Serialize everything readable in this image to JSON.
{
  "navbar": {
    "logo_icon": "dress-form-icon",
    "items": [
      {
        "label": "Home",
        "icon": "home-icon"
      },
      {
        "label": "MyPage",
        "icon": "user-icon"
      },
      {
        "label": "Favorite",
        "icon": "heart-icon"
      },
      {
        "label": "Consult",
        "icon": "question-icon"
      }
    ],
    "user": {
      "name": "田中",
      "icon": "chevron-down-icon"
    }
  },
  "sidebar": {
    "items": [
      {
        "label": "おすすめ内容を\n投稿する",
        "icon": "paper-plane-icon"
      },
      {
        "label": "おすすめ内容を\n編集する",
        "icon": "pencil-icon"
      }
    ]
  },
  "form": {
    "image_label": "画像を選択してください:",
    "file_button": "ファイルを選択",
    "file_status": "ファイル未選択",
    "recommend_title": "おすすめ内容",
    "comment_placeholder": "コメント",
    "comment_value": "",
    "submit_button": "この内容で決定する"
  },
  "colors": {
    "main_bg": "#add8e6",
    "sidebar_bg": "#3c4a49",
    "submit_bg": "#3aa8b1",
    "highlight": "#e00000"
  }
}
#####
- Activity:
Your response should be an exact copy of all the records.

- Response:
Serialize everything readable in this image to JSON.
{
  "navbar": {
    "logo_icon": "dress-form-icon",
    "items": [
      {
        "label": "Home",
        "icon": "home-icon"
      },
      {
        "label": "MyPage",
        "icon": "user-icon"
      },
      {
        "label": "Favorite",
        "icon": "heart-icon"
      },
      {
        "label": "Consult",
        "icon": "question-icon"
      }
    ],
    "user": {
      "name": "田中",
      "icon": "chevron-down-icon"
    }
  },
  "sidebar": {
    "items": [
      {
        "label": "おすすめ内容を\n投稿する",
        "icon": "paper-plane-icon"
      },
      {
        "label": "おすすめ内容を\n編集する",
        "icon": "pencil-icon"
      }
    ]
  },
  "form": {
    "image_label": "画像を選択してください:",
    "file_button": "ファイルを選択",
    "file_status": "ファイル未選択",
    "recommend_title": "おすすめ内容",
    "comment_placeholder": "コメント",
    "comment_value": "",
    "submit_button": "この内容で決定する"
  },
  "colors": {
    "main_bg": "#add8e6",
    "sidebar_bg": "#3c4a49",
    "submit_bg": "#3aa8b1",
    "highlight": "#e00000"
  }
}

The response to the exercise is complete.